PERU - The fi rst year in business for the Babbie Rural and Farm Learning Museum was a good one.
Rick Laurin, who founded the museum with his uncle, Leeward Babbie, said he was impressed with the turnout the museum has seen since it opened last June.
"It was just a great year, as far as the number of people through," said Laurin.
According to the register signed by visitors to the museum, 2,036 individuals visited the River Road facility through the museum's seasonal closure Nov. 1. Another 236 were recorded as visiting with a group.
"We had school kids from Peru, Beekmantown, Chazy ... and we had Cub Scouts from Keeseville," said Laurin, noting overall, 13 percent of registered visitors were from outside Clinton County.
"We all know not everyone actually signed in, so I believe these are conservative numbers," he added. "And, I know we had three or four people that came back at least three times."
What's added to the attraction of the museum is the fact it is a "hands-on" facility, encouraging children and adults alike to interact with exhibits, said Laurin.
"We would put five or six kids on a rope and they would all pull a bale of hay up to the hay mow and slide it in," he said. "We had stations for kids where they would do scavenger hunts for items and our guides would explain them.
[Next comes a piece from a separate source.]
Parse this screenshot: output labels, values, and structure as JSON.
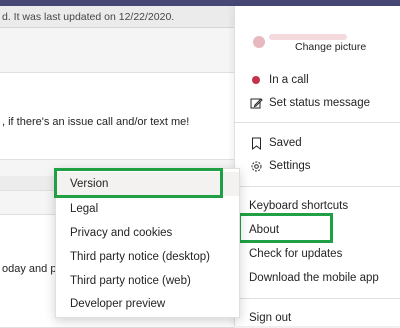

It's been very interactive, which I think gives us a slight advantage over other museums."
Creating that interaction also allows people to see how even more difficult life was on a farm from the 1800s to even just a few decades ago.
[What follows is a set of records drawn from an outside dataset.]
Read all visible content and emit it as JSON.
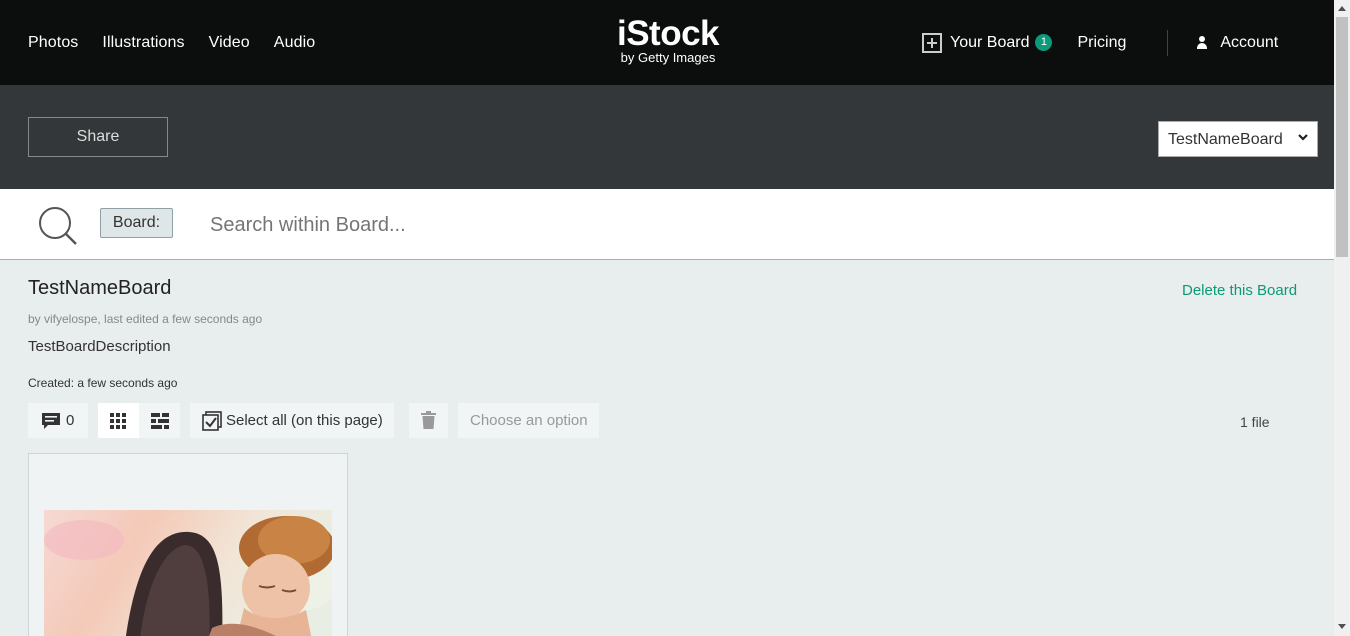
{
  "nav": {
    "photos": "Photos",
    "illustrations": "Illustrations",
    "video": "Video",
    "audio": "Audio",
    "logo_brand": "iStock",
    "logo_sub": "by Getty Images",
    "your_board": "Your Board",
    "board_count": "1",
    "pricing": "Pricing",
    "account": "Account"
  },
  "band": {
    "share_label": "Share",
    "board_select_value": "TestNameBoard"
  },
  "search": {
    "board_tag": "Board:",
    "placeholder": "Search within Board..."
  },
  "board": {
    "title": "TestNameBoard",
    "delete_label": "Delete this Board",
    "byline": "by vifyelospe, last edited a few seconds ago",
    "description": "TestBoardDescription",
    "created": "Created: a few seconds ago"
  },
  "toolbar": {
    "comment_count": "0",
    "select_all": "Select all (on this page)",
    "choose_option": "Choose an option",
    "file_count": "1 file"
  },
  "icons": {
    "search": "search-icon",
    "board": "board-add-icon",
    "user": "user-icon",
    "chevron": "chevron-down-icon",
    "comment": "comment-icon",
    "grid": "grid-view-icon",
    "mosaic": "mosaic-view-icon",
    "select": "select-all-icon",
    "trash": "trash-icon"
  },
  "colors": {
    "accent": "#0c9a78",
    "topnav": "#0c0d0d",
    "band": "#333739"
  }
}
"Teaching these kids and seeing their reactions is just phenomenal," said Laurin. "We enjoy the heck out of it."
Though the museum has been enjoyed and attendance was reasonable for its first year, Laurin said he'd like to see an even bigger year when the museum reopens in the spring.